(Records from a dataset)
Content starts

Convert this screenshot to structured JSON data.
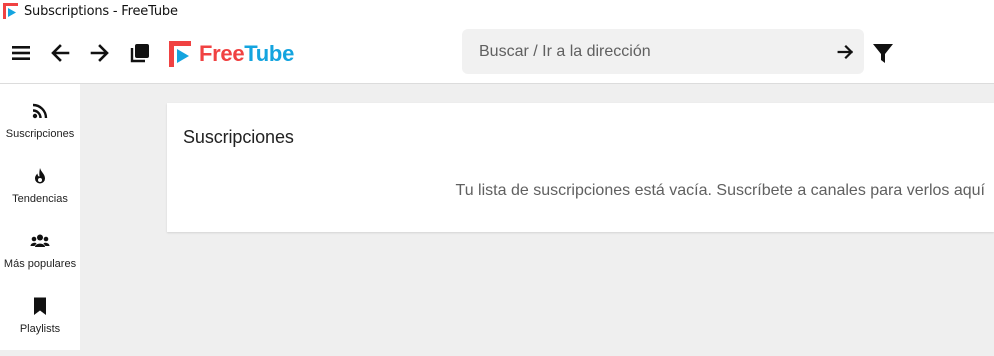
{
  "window": {
    "title": "Subscriptions - FreeTube",
    "app_icon": "freetube-logo-icon"
  },
  "topnav": {
    "menu_icon": "hamburger-menu-icon",
    "back_icon": "arrow-left-icon",
    "forward_icon": "arrow-right-icon",
    "new_window_icon": "new-window-icon",
    "logo": {
      "part1": "Free",
      "part2": "Tube",
      "colors": {
        "free": "#f04242",
        "tube": "#14a4df"
      }
    },
    "search": {
      "placeholder": "Buscar / Ir a la dirección",
      "value": "",
      "go_icon": "arrow-right-icon"
    },
    "filter_icon": "filter-icon"
  },
  "sidebar": {
    "items": [
      {
        "label": "Suscripciones",
        "icon": "rss-icon"
      },
      {
        "label": "Tendencias",
        "icon": "fire-icon"
      },
      {
        "label": "Más populares",
        "icon": "users-icon"
      },
      {
        "label": "Playlists",
        "icon": "bookmark-icon"
      }
    ]
  },
  "main": {
    "heading": "Suscripciones",
    "empty_message": "Tu lista de suscripciones está vacía. Suscríbete a canales para verlos aquí"
  },
  "colors": {
    "background": "#efefef",
    "card": "#ffffff",
    "muted_text": "#606060"
  }
}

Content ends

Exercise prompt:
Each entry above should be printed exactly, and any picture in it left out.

Answer space:
Convert this screenshot to structured JSON data.
{
  "window": {
    "title": "Subscriptions - FreeTube",
    "app_icon": "freetube-logo-icon"
  },
  "topnav": {
    "menu_icon": "hamburger-menu-icon",
    "back_icon": "arrow-left-icon",
    "forward_icon": "arrow-right-icon",
    "new_window_icon": "new-window-icon",
    "logo": {
      "part1": "Free",
      "part2": "Tube",
      "colors": {
        "free": "#f04242",
        "tube": "#14a4df"
      }
    },
    "search": {
      "placeholder": "Buscar / Ir a la dirección",
      "value": "",
      "go_icon": "arrow-right-icon"
    },
    "filter_icon": "filter-icon"
  },
  "sidebar": {
    "items": [
      {
        "label": "Suscripciones",
        "icon": "rss-icon"
      },
      {
        "label": "Tendencias",
        "icon": "fire-icon"
      },
      {
        "label": "Más populares",
        "icon": "users-icon"
      },
      {
        "label": "Playlists",
        "icon": "bookmark-icon"
      }
    ]
  },
  "main": {
    "heading": "Suscripciones",
    "empty_message": "Tu lista de suscripciones está vacía. Suscríbete a canales para verlos aquí"
  },
  "colors": {
    "background": "#efefef",
    "card": "#ffffff",
    "muted_text": "#606060"
  }
}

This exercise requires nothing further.